Kid Chemist

Determined to get into dental school, Zahraa Mougnieh spent her gap year after graduating from Wayne State University studying while working as a paraprofessional in a local middle school.   

When her curious six- and seven-year-old nieces began observing her studying, she developed hands-on experiments to teach them advanced scientific concepts and saw them light up as they learned. As she juxtaposed that experience with watching students bored in class at her job, she had epiphany: There’s a demand for providing engaging, curriculum-based, hands-on educational experiences.  

The result is Kid Chemist, Mougnieh’s company that offers hands-on educational experiences for kids of all ages from experiential weekly chemistry classes and one-on-one tutoring to school assemblies and holiday parties. It also offers kits that tackle science experiments in a fun way; complete with a white lab coat embroidered with the child’s name.  

“Kid Chemist is about making learning as fun as possible so kids can grasp information easier. I fell in love with Kid Chemist as I saw the impact that I was having on kids,” said Mougnieh, who has worked as a tutor since age 16. “I found what my purpose was.”  

While the science and teaching came naturally to Mougnieh, and she put dentist school on hold to pursue the venture, the business side of things presented challenges.  

“The hardest thing is keeping up with everything. Just the finances, the taxes, and all of the things that go into running a business,” said Mougnieh. The 22-year-old found support in organizations such as ACCESS and the Arab American Women’s Business Council, both NEI grantees, which provided her connections, resources, and marketing support.  

Now having reached thousands of kids through Kid Chemist, Mougnieh is franchising the business with its second location in Novi.  
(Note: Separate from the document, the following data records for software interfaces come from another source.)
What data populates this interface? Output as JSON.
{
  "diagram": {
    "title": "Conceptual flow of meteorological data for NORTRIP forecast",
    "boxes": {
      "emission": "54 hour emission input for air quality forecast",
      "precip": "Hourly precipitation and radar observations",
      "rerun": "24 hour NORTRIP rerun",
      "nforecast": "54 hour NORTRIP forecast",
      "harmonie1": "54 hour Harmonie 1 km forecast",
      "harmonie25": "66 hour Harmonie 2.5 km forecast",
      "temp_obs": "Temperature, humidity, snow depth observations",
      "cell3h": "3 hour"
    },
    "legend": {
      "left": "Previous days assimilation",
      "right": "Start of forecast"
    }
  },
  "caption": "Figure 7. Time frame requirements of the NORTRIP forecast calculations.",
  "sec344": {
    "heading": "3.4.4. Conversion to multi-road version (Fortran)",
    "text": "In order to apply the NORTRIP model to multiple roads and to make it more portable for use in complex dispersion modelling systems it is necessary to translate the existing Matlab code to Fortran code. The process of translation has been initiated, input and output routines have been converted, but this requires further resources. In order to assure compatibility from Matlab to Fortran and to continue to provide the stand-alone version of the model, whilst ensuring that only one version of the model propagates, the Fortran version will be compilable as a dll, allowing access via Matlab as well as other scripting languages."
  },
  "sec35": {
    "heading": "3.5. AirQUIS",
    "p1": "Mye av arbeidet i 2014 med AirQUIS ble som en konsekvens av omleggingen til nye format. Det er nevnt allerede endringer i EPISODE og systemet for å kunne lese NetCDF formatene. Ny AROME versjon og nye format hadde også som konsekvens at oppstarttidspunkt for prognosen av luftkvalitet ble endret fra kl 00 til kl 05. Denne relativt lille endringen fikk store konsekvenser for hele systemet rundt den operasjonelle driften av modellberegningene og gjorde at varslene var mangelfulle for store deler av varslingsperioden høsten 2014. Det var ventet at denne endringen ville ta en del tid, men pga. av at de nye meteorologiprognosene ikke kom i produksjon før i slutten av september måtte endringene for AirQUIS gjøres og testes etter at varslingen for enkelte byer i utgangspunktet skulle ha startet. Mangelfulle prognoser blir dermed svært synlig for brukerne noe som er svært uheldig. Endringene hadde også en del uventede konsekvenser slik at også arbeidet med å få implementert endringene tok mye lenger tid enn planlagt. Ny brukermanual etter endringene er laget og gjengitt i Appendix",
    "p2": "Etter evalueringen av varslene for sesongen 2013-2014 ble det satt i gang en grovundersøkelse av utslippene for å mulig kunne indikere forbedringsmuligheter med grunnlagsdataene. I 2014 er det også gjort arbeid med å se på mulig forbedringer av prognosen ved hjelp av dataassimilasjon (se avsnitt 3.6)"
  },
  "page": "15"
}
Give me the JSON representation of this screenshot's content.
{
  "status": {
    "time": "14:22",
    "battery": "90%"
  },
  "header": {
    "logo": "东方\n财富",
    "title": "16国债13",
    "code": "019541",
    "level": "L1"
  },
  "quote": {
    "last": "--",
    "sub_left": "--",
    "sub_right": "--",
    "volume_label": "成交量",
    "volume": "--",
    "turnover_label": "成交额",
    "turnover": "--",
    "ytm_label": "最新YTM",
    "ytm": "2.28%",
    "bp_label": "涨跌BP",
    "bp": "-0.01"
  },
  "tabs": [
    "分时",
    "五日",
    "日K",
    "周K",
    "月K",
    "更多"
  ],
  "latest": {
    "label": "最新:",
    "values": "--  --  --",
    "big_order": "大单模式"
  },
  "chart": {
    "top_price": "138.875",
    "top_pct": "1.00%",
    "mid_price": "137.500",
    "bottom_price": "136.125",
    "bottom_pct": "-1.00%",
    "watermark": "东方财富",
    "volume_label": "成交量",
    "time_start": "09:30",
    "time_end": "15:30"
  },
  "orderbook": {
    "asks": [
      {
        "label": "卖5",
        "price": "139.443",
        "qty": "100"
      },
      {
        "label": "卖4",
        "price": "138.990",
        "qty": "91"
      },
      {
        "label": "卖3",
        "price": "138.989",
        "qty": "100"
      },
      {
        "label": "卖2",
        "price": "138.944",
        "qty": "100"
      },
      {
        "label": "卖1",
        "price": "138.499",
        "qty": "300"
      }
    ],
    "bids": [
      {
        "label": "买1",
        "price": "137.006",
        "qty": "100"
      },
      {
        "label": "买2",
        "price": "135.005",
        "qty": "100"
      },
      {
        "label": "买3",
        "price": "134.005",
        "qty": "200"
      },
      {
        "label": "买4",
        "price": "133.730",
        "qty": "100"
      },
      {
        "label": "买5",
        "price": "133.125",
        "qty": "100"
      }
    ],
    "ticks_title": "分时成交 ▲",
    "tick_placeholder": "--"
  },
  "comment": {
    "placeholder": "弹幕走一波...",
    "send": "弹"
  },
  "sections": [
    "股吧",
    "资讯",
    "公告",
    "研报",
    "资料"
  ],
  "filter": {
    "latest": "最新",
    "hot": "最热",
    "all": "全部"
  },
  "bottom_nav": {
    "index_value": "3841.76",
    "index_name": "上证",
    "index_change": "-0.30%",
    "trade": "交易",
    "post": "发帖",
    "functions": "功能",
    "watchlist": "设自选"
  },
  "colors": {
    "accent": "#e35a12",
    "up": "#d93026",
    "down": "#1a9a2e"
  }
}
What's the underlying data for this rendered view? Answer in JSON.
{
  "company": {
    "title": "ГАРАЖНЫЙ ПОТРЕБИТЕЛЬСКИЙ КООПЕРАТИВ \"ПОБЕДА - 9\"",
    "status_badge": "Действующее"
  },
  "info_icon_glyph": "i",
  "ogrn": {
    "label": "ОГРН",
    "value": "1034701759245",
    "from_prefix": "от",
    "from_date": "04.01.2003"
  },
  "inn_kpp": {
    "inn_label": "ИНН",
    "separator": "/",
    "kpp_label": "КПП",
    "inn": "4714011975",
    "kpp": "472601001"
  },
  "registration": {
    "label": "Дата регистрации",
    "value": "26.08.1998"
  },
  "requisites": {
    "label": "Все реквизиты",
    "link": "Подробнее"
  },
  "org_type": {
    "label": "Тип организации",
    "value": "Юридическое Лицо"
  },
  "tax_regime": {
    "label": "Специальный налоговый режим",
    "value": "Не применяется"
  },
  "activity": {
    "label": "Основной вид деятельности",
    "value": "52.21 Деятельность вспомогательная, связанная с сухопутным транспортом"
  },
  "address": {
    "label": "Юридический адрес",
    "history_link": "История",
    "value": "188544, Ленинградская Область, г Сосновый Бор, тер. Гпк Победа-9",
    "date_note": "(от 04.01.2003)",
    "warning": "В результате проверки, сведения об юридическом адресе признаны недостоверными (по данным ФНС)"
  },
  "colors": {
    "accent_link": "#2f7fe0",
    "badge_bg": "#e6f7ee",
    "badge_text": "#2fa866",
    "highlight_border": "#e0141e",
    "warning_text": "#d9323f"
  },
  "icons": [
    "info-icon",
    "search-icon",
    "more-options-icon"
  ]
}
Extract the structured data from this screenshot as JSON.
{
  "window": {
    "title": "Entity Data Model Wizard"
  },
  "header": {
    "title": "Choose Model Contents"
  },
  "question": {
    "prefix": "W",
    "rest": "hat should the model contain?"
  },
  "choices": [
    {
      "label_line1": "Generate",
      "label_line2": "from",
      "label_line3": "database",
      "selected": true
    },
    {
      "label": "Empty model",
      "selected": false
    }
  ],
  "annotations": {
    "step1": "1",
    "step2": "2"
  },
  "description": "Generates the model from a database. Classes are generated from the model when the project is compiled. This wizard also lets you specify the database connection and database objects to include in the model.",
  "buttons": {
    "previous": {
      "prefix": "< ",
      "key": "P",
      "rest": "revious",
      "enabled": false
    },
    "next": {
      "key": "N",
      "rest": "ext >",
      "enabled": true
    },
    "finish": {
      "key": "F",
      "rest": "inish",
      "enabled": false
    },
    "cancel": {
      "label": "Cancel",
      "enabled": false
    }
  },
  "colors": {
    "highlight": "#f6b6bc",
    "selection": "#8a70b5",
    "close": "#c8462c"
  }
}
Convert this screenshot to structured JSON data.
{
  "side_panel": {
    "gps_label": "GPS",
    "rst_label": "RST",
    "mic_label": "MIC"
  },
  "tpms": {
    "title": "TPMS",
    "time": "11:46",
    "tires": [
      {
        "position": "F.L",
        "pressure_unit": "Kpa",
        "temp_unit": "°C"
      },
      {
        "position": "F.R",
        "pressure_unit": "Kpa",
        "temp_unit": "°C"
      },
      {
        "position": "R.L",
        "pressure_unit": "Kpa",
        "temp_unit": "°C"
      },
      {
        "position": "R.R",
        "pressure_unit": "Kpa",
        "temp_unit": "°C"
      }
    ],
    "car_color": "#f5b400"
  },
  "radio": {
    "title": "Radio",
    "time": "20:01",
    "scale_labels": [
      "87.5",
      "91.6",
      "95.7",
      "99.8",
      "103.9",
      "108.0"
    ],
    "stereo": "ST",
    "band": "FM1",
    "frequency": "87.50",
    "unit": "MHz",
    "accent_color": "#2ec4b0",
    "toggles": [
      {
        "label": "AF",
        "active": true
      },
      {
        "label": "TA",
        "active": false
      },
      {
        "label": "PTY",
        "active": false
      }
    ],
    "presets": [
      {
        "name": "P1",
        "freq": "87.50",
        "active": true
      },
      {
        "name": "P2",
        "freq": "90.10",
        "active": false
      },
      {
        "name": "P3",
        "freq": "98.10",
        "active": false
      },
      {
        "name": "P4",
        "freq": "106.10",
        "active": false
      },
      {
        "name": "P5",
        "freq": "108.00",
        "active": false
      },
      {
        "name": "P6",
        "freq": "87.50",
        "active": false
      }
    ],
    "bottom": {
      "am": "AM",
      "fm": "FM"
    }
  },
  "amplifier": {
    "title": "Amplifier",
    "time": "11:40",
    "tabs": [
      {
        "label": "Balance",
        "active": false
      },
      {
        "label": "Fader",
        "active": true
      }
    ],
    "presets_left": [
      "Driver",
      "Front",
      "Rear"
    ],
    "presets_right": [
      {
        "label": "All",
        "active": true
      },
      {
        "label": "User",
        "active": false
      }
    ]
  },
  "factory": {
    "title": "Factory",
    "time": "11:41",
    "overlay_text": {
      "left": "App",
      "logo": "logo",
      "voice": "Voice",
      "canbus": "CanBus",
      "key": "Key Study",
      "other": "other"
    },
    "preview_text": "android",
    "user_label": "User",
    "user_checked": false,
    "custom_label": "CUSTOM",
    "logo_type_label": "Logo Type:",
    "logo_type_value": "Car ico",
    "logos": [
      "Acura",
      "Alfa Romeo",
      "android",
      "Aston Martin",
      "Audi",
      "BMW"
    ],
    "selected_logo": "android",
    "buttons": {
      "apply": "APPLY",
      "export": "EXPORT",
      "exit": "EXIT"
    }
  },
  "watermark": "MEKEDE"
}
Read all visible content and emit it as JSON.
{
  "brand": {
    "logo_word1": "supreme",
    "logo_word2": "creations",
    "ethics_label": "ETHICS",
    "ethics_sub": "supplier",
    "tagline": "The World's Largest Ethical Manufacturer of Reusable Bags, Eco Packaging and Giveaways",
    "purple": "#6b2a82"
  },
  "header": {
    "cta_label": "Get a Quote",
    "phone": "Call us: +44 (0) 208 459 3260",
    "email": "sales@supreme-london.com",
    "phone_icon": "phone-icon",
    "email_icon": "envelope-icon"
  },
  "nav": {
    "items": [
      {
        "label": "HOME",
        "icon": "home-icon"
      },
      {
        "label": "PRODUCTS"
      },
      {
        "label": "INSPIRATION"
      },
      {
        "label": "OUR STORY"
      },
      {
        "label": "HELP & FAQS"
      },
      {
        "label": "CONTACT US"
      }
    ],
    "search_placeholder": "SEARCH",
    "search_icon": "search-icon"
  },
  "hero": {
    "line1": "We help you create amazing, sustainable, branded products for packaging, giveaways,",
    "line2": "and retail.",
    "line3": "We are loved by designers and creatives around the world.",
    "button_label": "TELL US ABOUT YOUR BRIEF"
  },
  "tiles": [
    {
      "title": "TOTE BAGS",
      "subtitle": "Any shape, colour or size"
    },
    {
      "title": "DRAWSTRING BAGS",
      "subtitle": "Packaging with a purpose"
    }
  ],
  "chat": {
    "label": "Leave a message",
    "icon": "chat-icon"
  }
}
“Within five to 10 years, I want to be impacting kids across the nation and reaching them in every school. Whether it’s creating products or creating different educational experiences, it’s about positively impacting these kids,” said Mougnieh.